b) “Intersections with significant and unavoidable impacts on motor vehicle delay may increase risk-taking behavior by drivers and thereby adversely affect pedestrian safety.” 14
c) “In short, the City believes that there are potentially significant impacts for pedestrians and bicyclists that have not been addressed at all or only marginally addressed without sufficient analysis.” 15
10) The City of San Leandro has already told AC Transit that the dedicated bus lanes on International Blvd. are unacceptable. 16
11) Both the City of Oakland and the City of Berkeley found the draft EIR inadequate in many ways.
a) “The BRT Project DEIR contains inadequate assessment of many project impacts” 17
b) “In conclusion, the City has serious concerns about the incomplete information, inadequate analysis and failure to identify all of the potentially significant environmental impacts of this major transportation project.” 18
c) “The traffic analysis presented in the BRT DEIR is insufficient to determine the traffic impacts on neighborhoods in Berkeley adjacent to the route.” 19

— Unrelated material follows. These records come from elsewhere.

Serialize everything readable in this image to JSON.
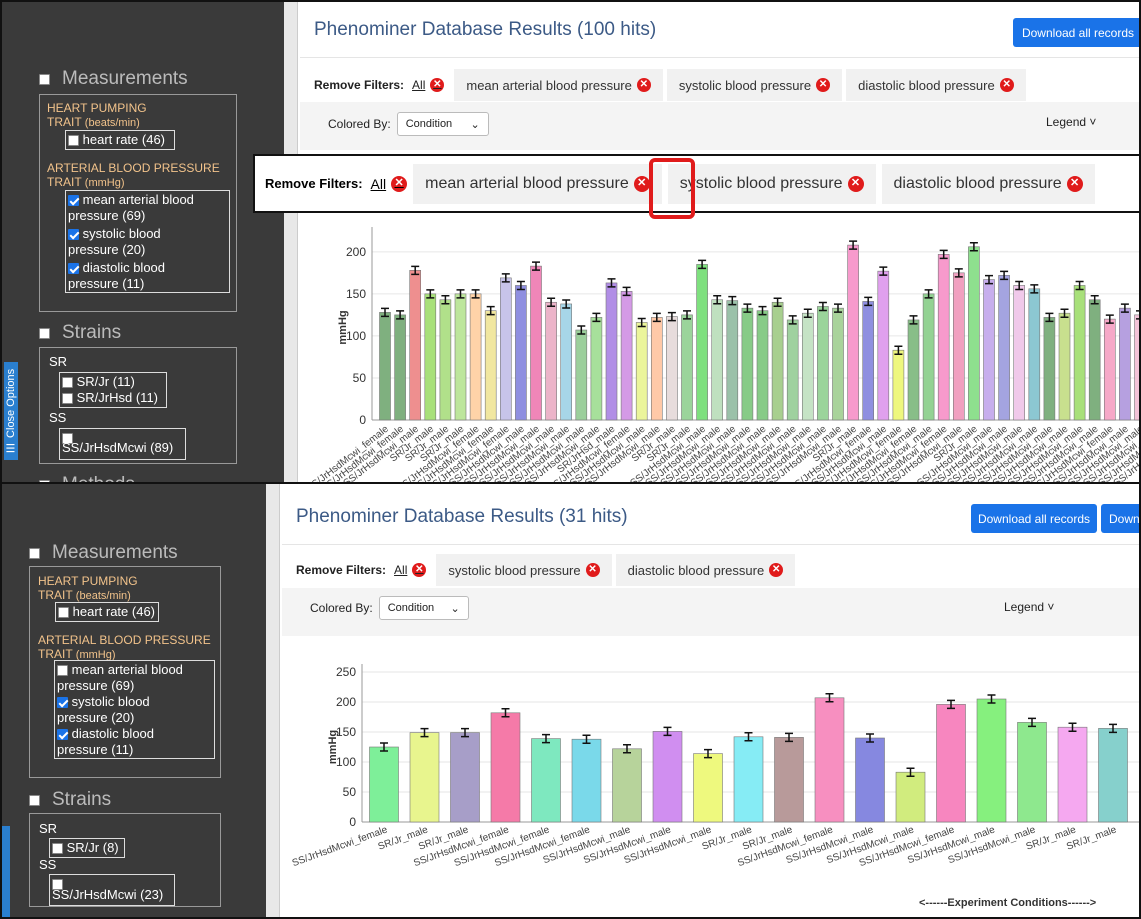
{
  "top": {
    "sidebar": {
      "close_tab": "☰ Close Options",
      "measurements": "Measurements",
      "heart_group": "HEART PUMPING",
      "heart_group2": "TRAIT",
      "heart_unit": "(beats/min)",
      "heart_rate": "heart rate (46)",
      "art_group": "ARTERIAL BLOOD PRESSURE",
      "art_group2": "TRAIT",
      "art_unit": "(mmHg)",
      "map1": "mean arterial blood",
      "map2": "pressure (69)",
      "sbp1": "systolic blood",
      "sbp2": "pressure (20)",
      "dbp1": "diastolic blood",
      "dbp2": "pressure (11)",
      "strains": "Strains",
      "sr": "SR",
      "srjr": "SR/Jr (11)",
      "srjrhsd": "SR/JrHsd (11)",
      "ss": "SS",
      "ssjr": "SS/JrHsdMcwi (89)",
      "methods": "Methods"
    },
    "title": "Phenominer Database Results (100 hits)",
    "download": "Download all records",
    "remove_filters": "Remove Filters:",
    "all": "All",
    "filters": [
      "mean arterial blood pressure",
      "systolic blood pressure",
      "diastolic blood pressure"
    ],
    "colored_by": "Colored By:",
    "condition": "Condition",
    "legend": "Legend"
  },
  "bottom": {
    "sidebar": {
      "measurements": "Measurements",
      "heart_group": "HEART PUMPING",
      "heart_group2": "TRAIT",
      "heart_unit": "(beats/min)",
      "heart_rate": "heart rate (46)",
      "art_group": "ARTERIAL BLOOD PRESSURE",
      "art_group2": "TRAIT",
      "art_unit": "(mmHg)",
      "map1": "mean arterial blood",
      "map2": "pressure (69)",
      "sbp1": "systolic blood",
      "sbp2": "pressure (20)",
      "dbp1": "diastolic blood",
      "dbp2": "pressure (11)",
      "strains": "Strains",
      "sr": "SR",
      "srjr": "SR/Jr (8)",
      "ss": "SS",
      "ssjr": "SS/JrHsdMcwi (23)"
    },
    "title": "Phenominer Database Results (31 hits)",
    "download": "Download all records",
    "download2": "Down",
    "remove_filters": "Remove Filters:",
    "all": "All",
    "filters": [
      "systolic blood pressure",
      "diastolic blood pressure"
    ],
    "colored_by": "Colored By:",
    "condition": "Condition",
    "legend": "Legend",
    "x_caption": "<------Experiment Conditions------>"
  },
  "zoom": {
    "remove_filters": "Remove Filters:",
    "all": "All",
    "filters": [
      "mean arterial blood pressure",
      "systolic blood pressure",
      "diastolic blood pressure"
    ]
  },
  "chart_data": [
    {
      "type": "bar",
      "ylabel": "mmHg",
      "ylim": [
        0,
        220
      ],
      "yticks": [
        0,
        50,
        100,
        150,
        200
      ],
      "categories": [
        "SS/JrHsdMcwi_female",
        "SS/JrHsdMcwi_female",
        "SS/JrHsdMcwi_male",
        "SR/Jr_male",
        "SR/Jr_male",
        "SR/Jr_male",
        "SS/JrHsdMcwi_female",
        "SS/JrHsdMcwi_female",
        "SS/JrHsdMcwi_female",
        "SS/JrHsdMcwi_male",
        "SS/JrHsdMcwi_male",
        "SS/JrHsdMcwi_male",
        "SS/JrHsdMcwi_male",
        "SS/JrHsdMcwi_male",
        "SS/JrHsdMcwi_male",
        "SR/JrHsd_male",
        "SS/JrHsdMcwi_female",
        "SS/JrHsdMcwi_male",
        "SS/JrHsdMcwi_male",
        "SR/Jr_male",
        "SR/Jr_male",
        "SS/JrHsdMcwi_male",
        "SS/JrHsdMcwi_male",
        "SS/JrHsdMcwi_male",
        "SS/JrHsdMcwi_male",
        "SS/JrHsdMcwi_male",
        "SS/JrHsdMcwi_male",
        "SS/JrHsdMcwi_male",
        "SS/JrHsdMcwi_male",
        "SS/JrHsdMcwi_male",
        "SS/JrHsdMcwi_male",
        "SR/Jr_male",
        "SS/JrHsdMcwi_female",
        "SS/JrHsdMcwi_male",
        "SS/JrHsdMcwi_female",
        "SS/JrHsdMcwi_female",
        "SS/JrHsdMcwi_male",
        "SS/JrHsdMcwi_female",
        "SS/JrHsdMcwi_male",
        "SR/Jr_male",
        "SS/JrHsdMcwi_male",
        "SS/JrHsdMcwi_male",
        "SS/JrHsdMcwi_male",
        "SS/JrHsdMcwi_male",
        "SS/JrHsdMcwi_male",
        "SS/JrHsdMcwi_male",
        "SS/JrHsdMcwi_male",
        "SS/JrHsdMcwi_male",
        "SS/JrHsdMcwi_female",
        "SS/JrHsdMcwi_male",
        "SS/JrHsdMcwi_male",
        "SS/JrHsdMcwi_male",
        "SS/JrHsdMcwi_male",
        "SS/JrHsdMcwi_male"
      ],
      "values": [
        128,
        125,
        178,
        150,
        143,
        150,
        150,
        130,
        169,
        160,
        183,
        140,
        138,
        107,
        122,
        163,
        153,
        116,
        122,
        123,
        125,
        185,
        143,
        142,
        133,
        130,
        140,
        119,
        127,
        135,
        133,
        208,
        141,
        177,
        83,
        119,
        150,
        197,
        175,
        206,
        167,
        172,
        160,
        156,
        122,
        127,
        160,
        143,
        120,
        133,
        125,
        147,
        160,
        135,
        160,
        160
      ],
      "colors": [
        "#7fb07f",
        "#7fb07f",
        "#ee8f8f",
        "#a8e07a",
        "#b1e08a",
        "#bde69c",
        "#ffd3a8",
        "#f1e7a0",
        "#c7c4ea",
        "#8f8fe0",
        "#f086b8",
        "#ecb4c9",
        "#a7d6e8",
        "#9bcf9b",
        "#a7e09b",
        "#b18ee6",
        "#d49ae6",
        "#ebf59b",
        "#ffc9a8",
        "#e7dcdc",
        "#9bd49b",
        "#7ee07e",
        "#bfe0bf",
        "#9bc1a9",
        "#87cb87",
        "#87cb87",
        "#a8cf8f",
        "#9fd19f",
        "#c5e3c5",
        "#9bd49b",
        "#a9d39b",
        "#f79acc",
        "#8f8fe0",
        "#e0a0ee",
        "#eef77e",
        "#88be88",
        "#93d293",
        "#f79acc",
        "#f1a0c0",
        "#8ee08e",
        "#c7aeed",
        "#a4a4e0",
        "#f0c9ea",
        "#8cc7d2",
        "#7fb07f",
        "#c8e08e",
        "#a8e07a",
        "#7fb07f",
        "#f6a8c8",
        "#b6a0e0",
        "#f3c3d8",
        "#f6a8c8",
        "#f6a8c8",
        "#a99090",
        "#c6ebc6",
        "#c6ebc6"
      ]
    },
    {
      "type": "bar",
      "ylabel": "mmHg",
      "ylim": [
        0,
        250
      ],
      "yticks": [
        0,
        50,
        100,
        150,
        200,
        250
      ],
      "xlabel": "<------Experiment Conditions------>",
      "categories": [
        "SS/JrHsdMcwi_female",
        "SR/Jr_male",
        "SR/Jr_male",
        "SS/JrHsdMcwi_female",
        "SS/JrHsdMcwi_female",
        "SS/JrHsdMcwi_female",
        "SS/JrHsdMcwi_male",
        "SS/JrHsdMcwi_male",
        "SS/JrHsdMcwi_male",
        "SR/Jr_male",
        "SR/Jr_male",
        "SS/JrHsdMcwi_female",
        "SS/JrHsdMcwi_male",
        "SS/JrHsdMcwi_male",
        "SS/JrHsdMcwi_female",
        "SS/JrHsdMcwi_male",
        "SS/JrHsdMcwi_male",
        "SR/Jr_male",
        "SR/Jr_male"
      ],
      "values": [
        125,
        149,
        149,
        182,
        139,
        138,
        122,
        151,
        114,
        142,
        141,
        207,
        140,
        83,
        196,
        205,
        166,
        158,
        156
      ],
      "colors": [
        "#7eef99",
        "#e8f58e",
        "#a79ec8",
        "#f57aa8",
        "#7ee8bf",
        "#7ad9ea",
        "#b7d39b",
        "#d08ef0",
        "#eef97e",
        "#86ecf5",
        "#b89a9a",
        "#f78fc0",
        "#8688e0",
        "#d1ec7e",
        "#f786bf",
        "#86f07e",
        "#8ee88e",
        "#f5a8f0",
        "#86d0cc"
      ]
    }
  ]
}
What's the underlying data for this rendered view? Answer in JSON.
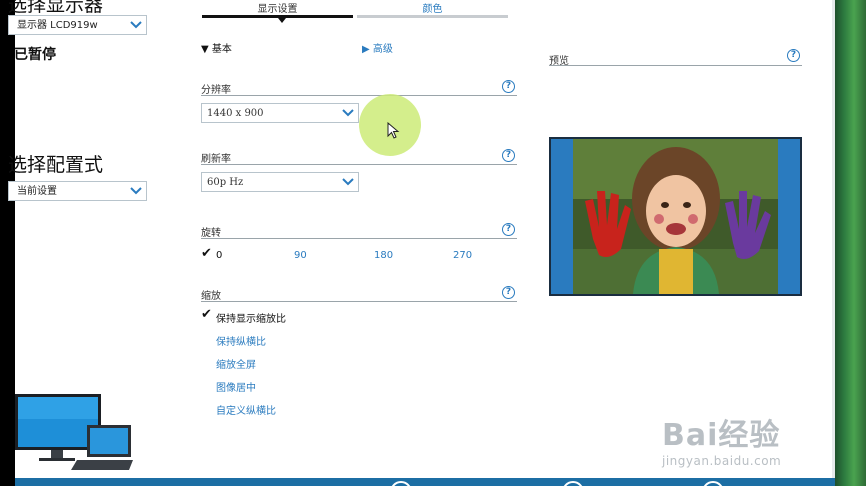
{
  "sidebar": {
    "monitor_title": "选择显示器",
    "monitor_select_value": "显示器 LCD919w",
    "status_text": "已暂停",
    "profile_title": "选择配置式",
    "profile_select_value": "当前设置"
  },
  "tabs": [
    {
      "label": "显示设置",
      "active": true
    },
    {
      "label": "颜色",
      "active": false
    }
  ],
  "toggles": {
    "basic_label": "基本",
    "advanced_label": "高级"
  },
  "resolution": {
    "label": "分辨率",
    "value": "1440 x 900"
  },
  "refresh": {
    "label": "刷新率",
    "value": "60p Hz"
  },
  "rotation": {
    "label": "旋转",
    "options": [
      "0",
      "90",
      "180",
      "270"
    ],
    "selected": "0"
  },
  "scaling": {
    "label": "缩放",
    "options": [
      "保持显示缩放比",
      "保持纵横比",
      "缩放全屏",
      "图像居中",
      "自定义纵横比"
    ],
    "selected": "保持显示缩放比"
  },
  "preview": {
    "label": "预览"
  },
  "help_glyph": "?",
  "watermark": {
    "main": "Bai经验",
    "sub": "jingyan.baidu.com"
  },
  "colors": {
    "accent": "#2a7bbf",
    "active_tab": "#111111",
    "inactive_tab": "#c8ccd0",
    "bottom_bar": "#1c6ea4"
  }
}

Notes:1) AC Transit East Bay BRT Project Draft EIS/EIR (http://www2.actransit.org/news/articledetail.wu?articleid=42622c20&r=n#online), Abstract. (The low estimate in the draft EIR is actually $310, but it has been reported that AC Transit has found new, more efficient, construction methods which will reduce the cost to $250.)
|Alternative 1||Alternative 2||Alternative 3||Alternative 4|
|Budget||$365 million||$310 million||$400 million||$345 million|
|Increase in transit trips per day||5320||4580||9320||8020|
|Increase in transit passengers per day (1 passenger = 2 trips) by 2025||2660||2490||4660||4010|
|Cost per additional passenger||$127,218||$135,372||$85,836||$86,034|
a) AC Transit's FY07 budget is $282 million (AC Transit website, http://www.actransit.org/aboutac/budget.wu)
b) 16% of AC Transit Revenue in FY07 came from the farebox. (AC Transit website, http://www.actransit.org/pdf/Budget_FY07.pdf)
c) FY 07 fare revenue is therefore 16% of $282 million or $45.12 million
d) $400 million is 8.87 times $45.12 million
e) Note: AC Transit's fare revenue has ranged from $45 to $49 over the last 4 years
4) Berkeley/Oakland/San Leandro corridor represents “nearly 12 percent of AC Transit's ridership”. (draft EIR, p. 1-1). Calculation:
a) 12% of $45.12 million (AC Transit FY07 fare revenue) is $5.41 million.
b) $400 million is 73.9 times $5.41 million
5) Corporation for Public Broadcasting website (http://www.cpb.org/aboutcpb/leadership/board/resolutions/060718_cpb_fy07operatingbudget.pdf)
6) National Renewable Energy Laboratory evaluation of BAE/Orion Hybrid Electric Buses at New York City Transit (http://www1.eere.energy.gov/vehiclesandfuels/avta/pdfs/heavy/bae-orion_he_buses.pdf) pp. 9 and 19) and http://www.news.com/The-greening-of-the-city-bus/2100-11389_3-6079090.html
7) Draft EIR, p. 4-131
8) Draft EIR, p. 4-152
9) Draft EIR, p. 3-48
10) City of Oakland response to draft EIR, 7/3/2007
11) Letter from Berkeley City Manager Phil Karmlarz to Mayor and City Council, 7/10/2007
12) Draft EIR, p. 3-113
13) Draft EIR, p. 3-91. This undesirable effect was noted in the Oakland response to the draft EIR.
14) City of Oakland response to draft EIR, 7/3/2007
15) City of Oakland response to draft EIR, 7/3/2007
16) Reported in the Berkeley Daily Planet, 10/9/2007
17) City of Oakland response to draft EIR, 7/3/2007
18) City of Oakland response to draft EIR, 7/3/2007
19) Letter from Peter Hillier, Assistant Berkeley City Manager for Transportation, to AC Transit, 6/18/2007.